Material shown
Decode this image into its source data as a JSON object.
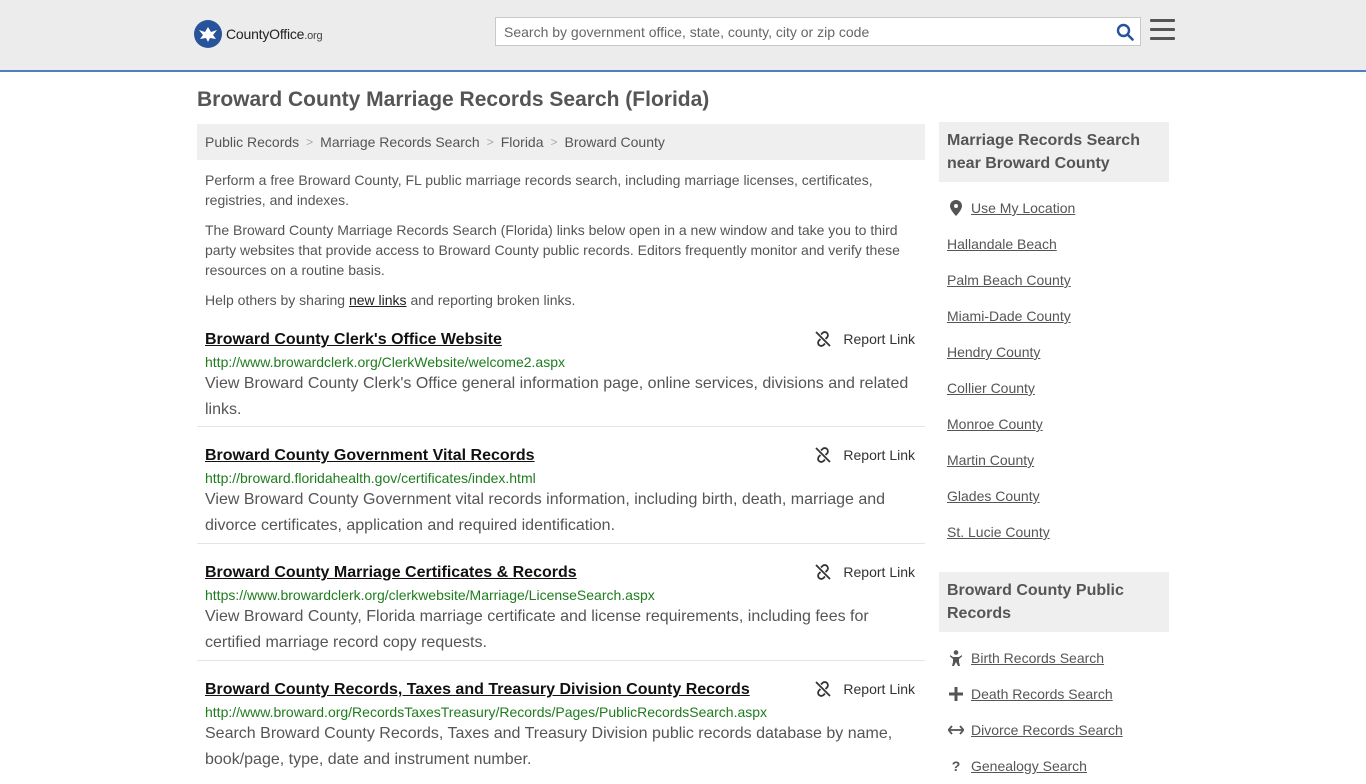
{
  "header": {
    "logo_brand": "CountyOffice",
    "logo_tld": ".org",
    "search_placeholder": "Search by government office, state, county, city or zip code"
  },
  "page_title": "Broward County Marriage Records Search (Florida)",
  "breadcrumb": [
    "Public Records",
    "Marriage Records Search",
    "Florida",
    "Broward County"
  ],
  "intro": {
    "p1": "Perform a free Broward County, FL public marriage records search, including marriage licenses, certificates, registries, and indexes.",
    "p2": "The Broward County Marriage Records Search (Florida) links below open in a new window and take you to third party websites that provide access to Broward County public records. Editors frequently monitor and verify these resources on a routine basis.",
    "p3_before": "Help others by sharing ",
    "p3_link": "new links",
    "p3_after": " and reporting broken links."
  },
  "report_label": "Report Link",
  "results": [
    {
      "title": "Broward County Clerk's Office Website",
      "url": "http://www.browardclerk.org/ClerkWebsite/welcome2.aspx",
      "desc": "View Broward County Clerk's Office general information page, online services, divisions and related links."
    },
    {
      "title": "Broward County Government Vital Records",
      "url": "http://broward.floridahealth.gov/certificates/index.html",
      "desc": "View Broward County Government vital records information, including birth, death, marriage and divorce certificates, application and required identification."
    },
    {
      "title": "Broward County Marriage Certificates & Records",
      "url": "https://www.browardclerk.org/clerkwebsite/Marriage/LicenseSearch.aspx",
      "desc": "View Broward County, Florida marriage certificate and license requirements, including fees for certified marriage record copy requests."
    },
    {
      "title": "Broward County Records, Taxes and Treasury Division County Records",
      "url": "http://www.broward.org/RecordsTaxesTreasury/Records/Pages/PublicRecordsSearch.aspx",
      "desc": "Search Broward County Records, Taxes and Treasury Division public records database by name, book/page, type, date and instrument number."
    }
  ],
  "sidebar": {
    "nearby_heading": "Marriage Records Search near Broward County",
    "use_location": "Use My Location",
    "nearby": [
      "Hallandale Beach",
      "Palm Beach County",
      "Miami-Dade County",
      "Hendry County",
      "Collier County",
      "Monroe County",
      "Martin County",
      "Glades County",
      "St. Lucie County"
    ],
    "public_heading": "Broward County Public Records",
    "public": [
      {
        "label": "Birth Records Search",
        "icon": "baby-icon"
      },
      {
        "label": "Death Records Search",
        "icon": "cross-icon"
      },
      {
        "label": "Divorce Records Search",
        "icon": "split-arrows-icon"
      },
      {
        "label": "Genealogy Search",
        "icon": "question-icon"
      }
    ]
  }
}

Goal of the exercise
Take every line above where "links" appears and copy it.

Answer below
    "p2": "The Broward County Marriage Records Search (Florida) links below open in a new window and take you to third party websites that provide access to Broward County public records. Editors frequently monitor and verify these resources on a routine basis.",
    "p3_link": "new links",
    "p3_after": " and reporting broken links."
      "desc": "View Broward County Clerk's Office general information page, online services, divisions and related links."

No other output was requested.